is that there were an artificial number of attacks back then because of the
dumping of domestic waste and sewage, which fed the shark populations. Even
abattoir remains were dumped into the ocean waters, which would be unthinkable
today. We do not have this problem now but we still have the nets!
So why do we still have the nets?
The authorities fear public reaction to the removal of shark nets more than
they fear shark attacks. But really, what do 150 metre nets on kilometre long
beaches achieve when sharks can swim over, under and around them? Why do people
feel any safer when they cannot be sure if the nets are in place or not? Why
are the other states and territories coping without the nets and not NSW and
Queensland? Could part of the reason be fear of loosing the tourist dollar?
What is the real motivation?
point to note is that for 3 years during WWII there were no shark nets in place
yet no increase in attacks.
There are 370+ species of shark worldwide and the majority are harmless. The
largest of these are the whale and basking and they are both plankton eaters
and of no harm to humans. Only 3 sharks are considered to be 'potentially' dangerous
on the shoreline of NSW waters: the Bull Shark, Tiger shark and the Great White.
The Great White Shark is listed as vulnerable and the Grey Nurse Shark is endangered
and at risk of extinction. Both of these sharks are protected by law incurring
massive fines, yet both lose their lives to these nets. There are fewer than

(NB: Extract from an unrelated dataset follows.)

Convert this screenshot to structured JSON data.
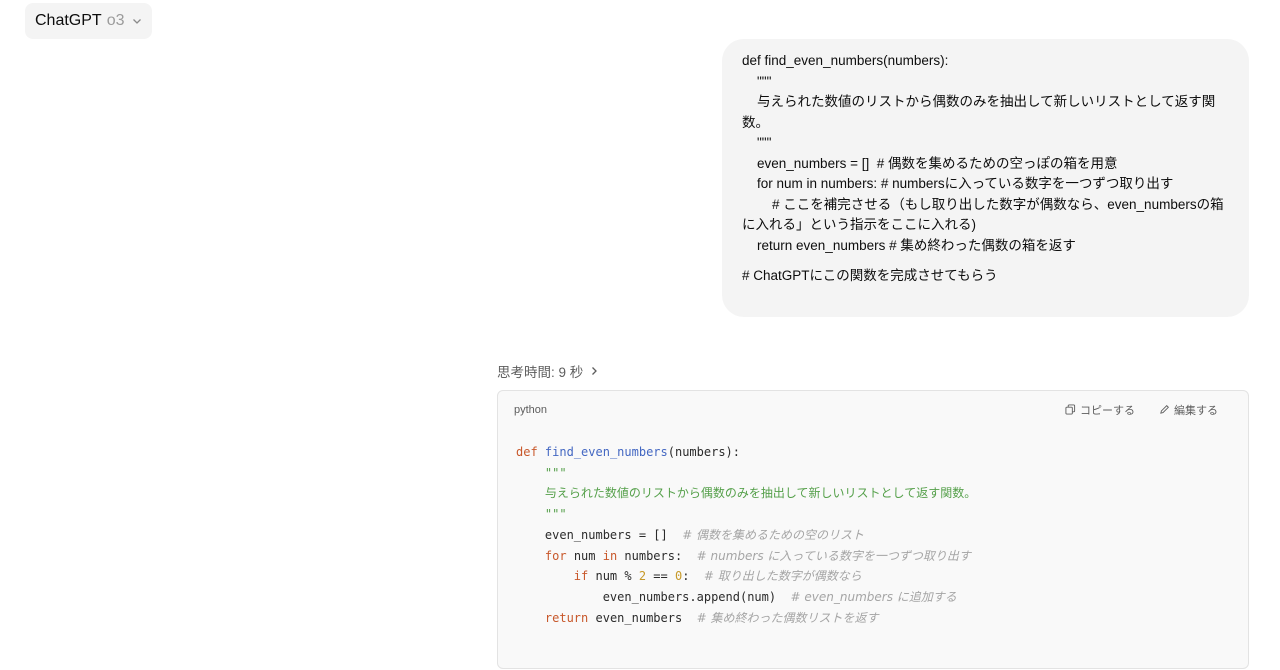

500 Grey Nurse Sharks left on the east coast of Australia. The fact that sharks
have a low reproductive capacity does not help the situation.

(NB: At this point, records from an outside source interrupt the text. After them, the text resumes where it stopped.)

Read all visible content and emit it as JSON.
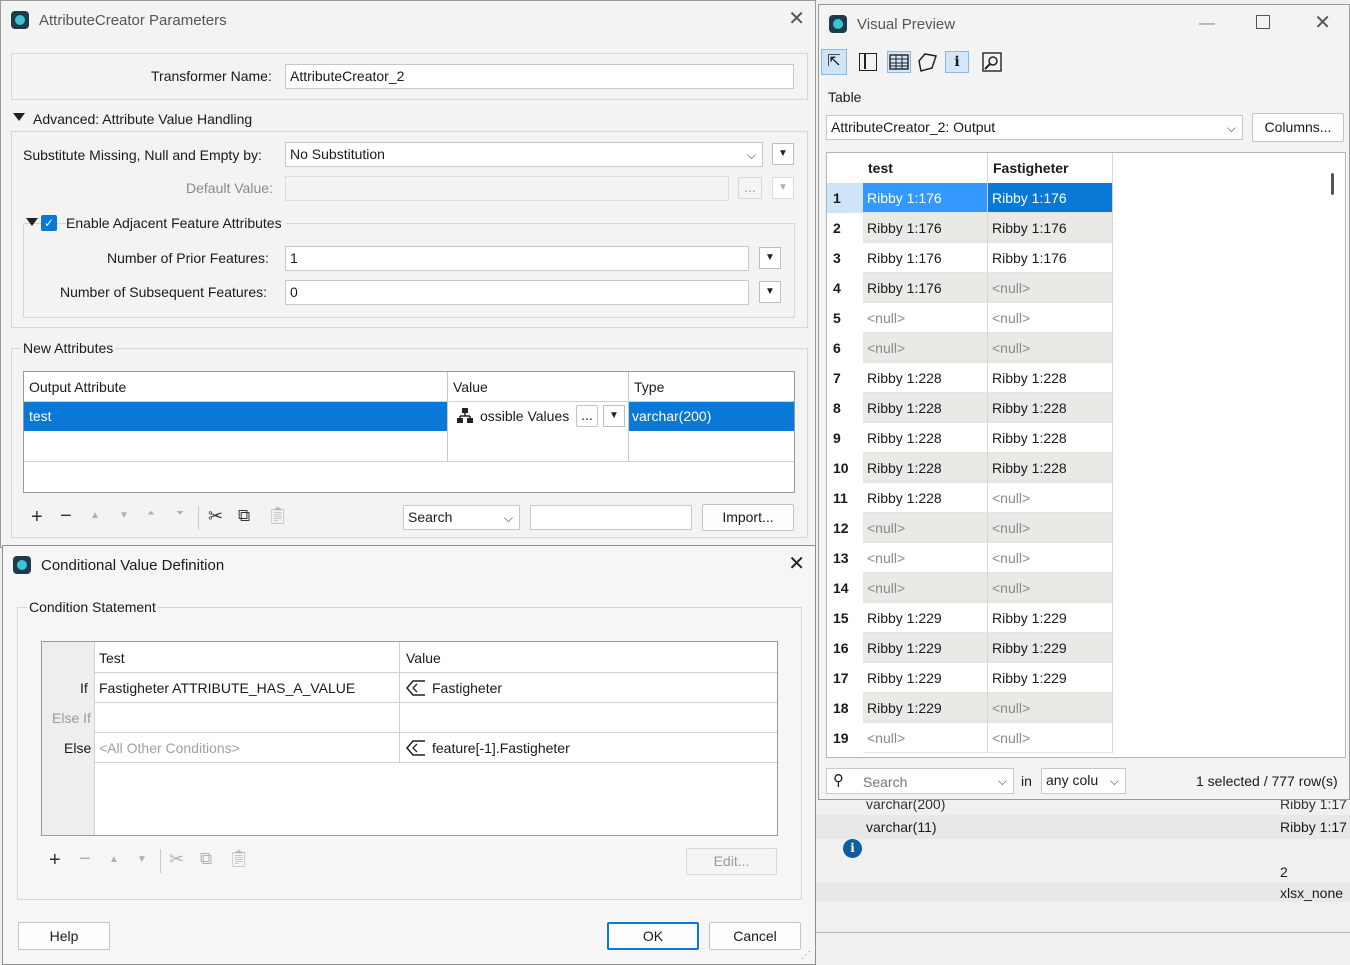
{
  "attr_dialog": {
    "title": "AttributeCreator Parameters",
    "transformer_name_label": "Transformer Name:",
    "transformer_name_value": "AttributeCreator_2",
    "advanced_label": "Advanced: Attribute Value Handling",
    "substitute_label": "Substitute Missing, Null and Empty by:",
    "substitute_value": "No Substitution",
    "default_value_label": "Default Value:",
    "default_value_btn": "...",
    "enable_adjacent_label": "Enable Adjacent Feature Attributes",
    "prior_label": "Number of Prior Features:",
    "prior_value": "1",
    "subsequent_label": "Number of Subsequent Features:",
    "subsequent_value": "0",
    "new_attributes_label": "New Attributes",
    "columns": [
      "Output Attribute",
      "Value",
      "Type"
    ],
    "row": {
      "output": "test",
      "value": "ossible Values",
      "value_btn": "...",
      "type": "varchar(200)"
    },
    "search_select": "Search",
    "import_label": "Import..."
  },
  "cond_dialog": {
    "title": "Conditional Value Definition",
    "section_label": "Condition Statement",
    "col_test": "Test",
    "col_value": "Value",
    "rows": [
      {
        "label": "If",
        "test": "Fastigheter ATTRIBUTE_HAS_A_VALUE",
        "value": "Fastigheter"
      },
      {
        "label": "Else If",
        "test": "",
        "value": ""
      },
      {
        "label": "Else",
        "test": "<All Other Conditions>",
        "value": "feature[-1].Fastigheter"
      }
    ],
    "edit_label": "Edit...",
    "help_label": "Help",
    "ok_label": "OK",
    "cancel_label": "Cancel"
  },
  "preview": {
    "title": "Visual Preview",
    "table_label": "Table",
    "table_select": "AttributeCreator_2: Output",
    "columns_btn": "Columns...",
    "headers": [
      "test",
      "Fastigheter"
    ],
    "rows": [
      [
        "1",
        "Ribby 1:176",
        "Ribby 1:176"
      ],
      [
        "2",
        "Ribby 1:176",
        "Ribby 1:176"
      ],
      [
        "3",
        "Ribby 1:176",
        "Ribby 1:176"
      ],
      [
        "4",
        "Ribby 1:176",
        "<null>"
      ],
      [
        "5",
        "<null>",
        "<null>"
      ],
      [
        "6",
        "<null>",
        "<null>"
      ],
      [
        "7",
        "Ribby 1:228",
        "Ribby 1:228"
      ],
      [
        "8",
        "Ribby 1:228",
        "Ribby 1:228"
      ],
      [
        "9",
        "Ribby 1:228",
        "Ribby 1:228"
      ],
      [
        "10",
        "Ribby 1:228",
        "Ribby 1:228"
      ],
      [
        "11",
        "Ribby 1:228",
        "<null>"
      ],
      [
        "12",
        "<null>",
        "<null>"
      ],
      [
        "13",
        "<null>",
        "<null>"
      ],
      [
        "14",
        "<null>",
        "<null>"
      ],
      [
        "15",
        "Ribby 1:229",
        "Ribby 1:229"
      ],
      [
        "16",
        "Ribby 1:229",
        "Ribby 1:229"
      ],
      [
        "17",
        "Ribby 1:229",
        "Ribby 1:229"
      ],
      [
        "18",
        "Ribby 1:229",
        "<null>"
      ],
      [
        "19",
        "<null>",
        "<null>"
      ]
    ],
    "search_placeholder": "Search",
    "in_label": "in",
    "in_select": "any colu",
    "status": "1 selected / 777 row(s)"
  },
  "background": {
    "type1": "varchar(200)",
    "type2": "varchar(11)",
    "val1": "Ribby 1:17",
    "val2": "Ribby 1:17",
    "num": "2",
    "fmt": "xlsx_none"
  },
  "colors": {
    "accent": "#0a78d7",
    "selected_row": "#0a78d7",
    "selected_cell": "#3399ff"
  }
}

John West at Taronga Zoo initiated The Australian Shark Attack File. It includes
all shark incidence recorded in Australian waters. Of the 83 attacks since 1791,
41 have been fatal. This is an average of one fatality every 5 years. According

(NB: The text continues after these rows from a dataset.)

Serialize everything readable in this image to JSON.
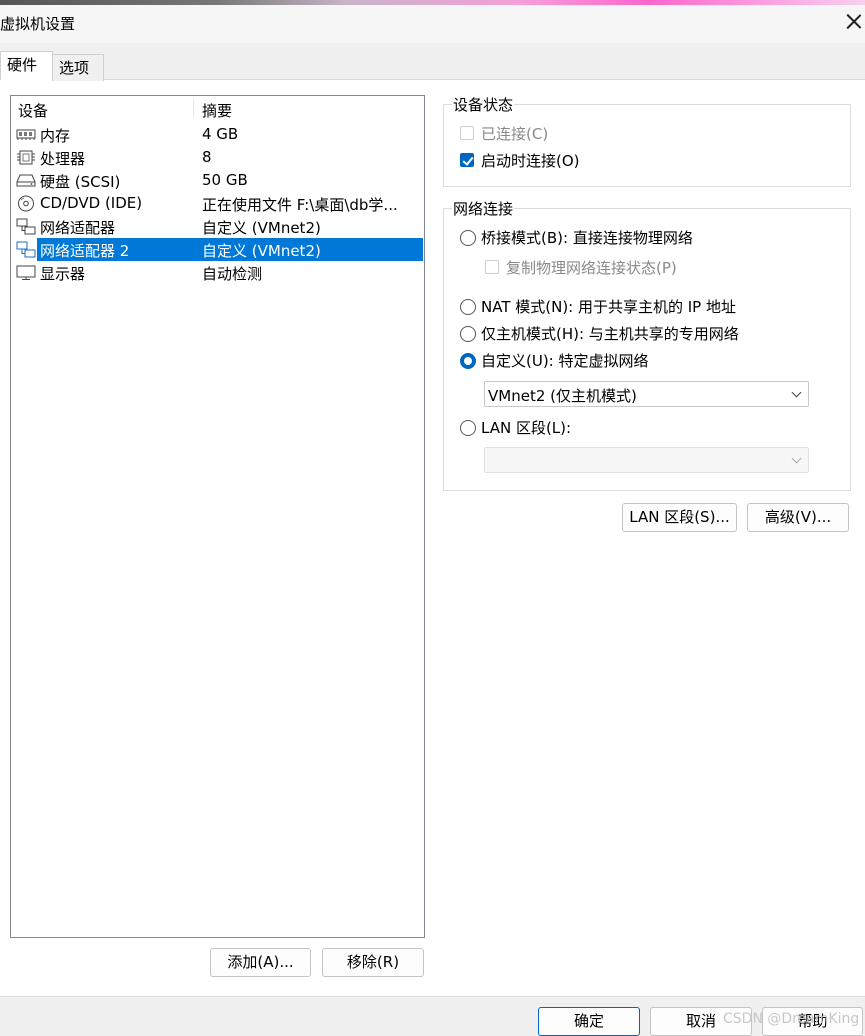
{
  "window": {
    "title": "虚拟机设置",
    "close_icon": "close-icon"
  },
  "tabs": [
    {
      "label": "硬件",
      "active": true
    },
    {
      "label": "选项",
      "active": false
    }
  ],
  "device_list": {
    "headers": {
      "device": "设备",
      "summary": "摘要"
    },
    "rows": [
      {
        "icon": "memory-icon",
        "name": "内存",
        "summary": "4 GB",
        "selected": false
      },
      {
        "icon": "processor-icon",
        "name": "处理器",
        "summary": "8",
        "selected": false
      },
      {
        "icon": "hard-disk-icon",
        "name": "硬盘 (SCSI)",
        "summary": "50 GB",
        "selected": false
      },
      {
        "icon": "cd-dvd-icon",
        "name": "CD/DVD (IDE)",
        "summary": "正在使用文件 F:\\桌面\\db学...",
        "selected": false
      },
      {
        "icon": "network-adapter-icon",
        "name": "网络适配器",
        "summary": "自定义 (VMnet2)",
        "selected": false
      },
      {
        "icon": "network-adapter-icon",
        "name": "网络适配器 2",
        "summary": "自定义 (VMnet2)",
        "selected": true
      },
      {
        "icon": "display-icon",
        "name": "显示器",
        "summary": "自动检测",
        "selected": false
      }
    ],
    "add_button": "添加(A)...",
    "remove_button": "移除(R)"
  },
  "device_status": {
    "title": "设备状态",
    "connected": {
      "label": "已连接(C)",
      "checked": false,
      "disabled": true
    },
    "connect_at_power_on": {
      "label": "启动时连接(O)",
      "checked": true
    }
  },
  "network_connection": {
    "title": "网络连接",
    "bridged": {
      "label": "桥接模式(B): 直接连接物理网络",
      "selected": false
    },
    "replicate_state": {
      "label": "复制物理网络连接状态(P)",
      "checked": false,
      "disabled": true
    },
    "nat": {
      "label": "NAT 模式(N): 用于共享主机的 IP 地址",
      "selected": false
    },
    "host_only": {
      "label": "仅主机模式(H): 与主机共享的专用网络",
      "selected": false
    },
    "custom": {
      "label": "自定义(U): 特定虚拟网络",
      "selected": true
    },
    "custom_select_value": "VMnet2 (仅主机模式)",
    "lan_segment": {
      "label": "LAN 区段(L):",
      "selected": false
    },
    "lan_select_value": ""
  },
  "right_buttons": {
    "lan_segments": "LAN 区段(S)...",
    "advanced": "高级(V)..."
  },
  "footer": {
    "ok": "确定",
    "cancel": "取消",
    "help": "帮助"
  },
  "watermark": "CSDN @DreamKing"
}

to John Paxton from the Australian Museum, in the past 30 years shark attack
fatalities in Australia have numbered from 10-12 per decade. That is an average
of 1.1 per year. In NSW sharks have killed 3 people in the past 3 decades between
1970 and 2000 with the last being in 1993. The Likelihood of a Shark Attack
in Sydney Harbour During the September 2000 Olympic Games Final Report outlines
the decline in shark numbers over the
years and the low level of shark attacks.
John Paxton notes that for every person killed by a shark, 23 million kilos
of shark and rays are killed through commercial and recreational fishing and
shark control programs such as meshing. The Australian NSW shark meshing program
receives $730,000 per year as a protected line item ~ this means there is no
public debate about whether this funding should be allocated, it simply is.
The money is given to the Department of Primary Industries to manage the program.
Is it time for a re-evaluation?
Did you know?
- You are approximately 33, 000 times more likely to die from a road accident
than from a shark attack.
- You are 3, 000 times more likely to die from skin cancer.
- You are 300 times more likely to be killed by drowning.
- You are more likely to be killed by a falling coconut or by lightning than
by a shark?
The Turning the Tide exhibition was displayed at the Inaugural NationalGreenbuild
& Eco Show in June 2006.
Turning the Tide includes photo art and multimedia and was created to spark
a serious debate on the issue of shark meshing.
written and © by Melanie Young - photos © by Alejandro Rolandi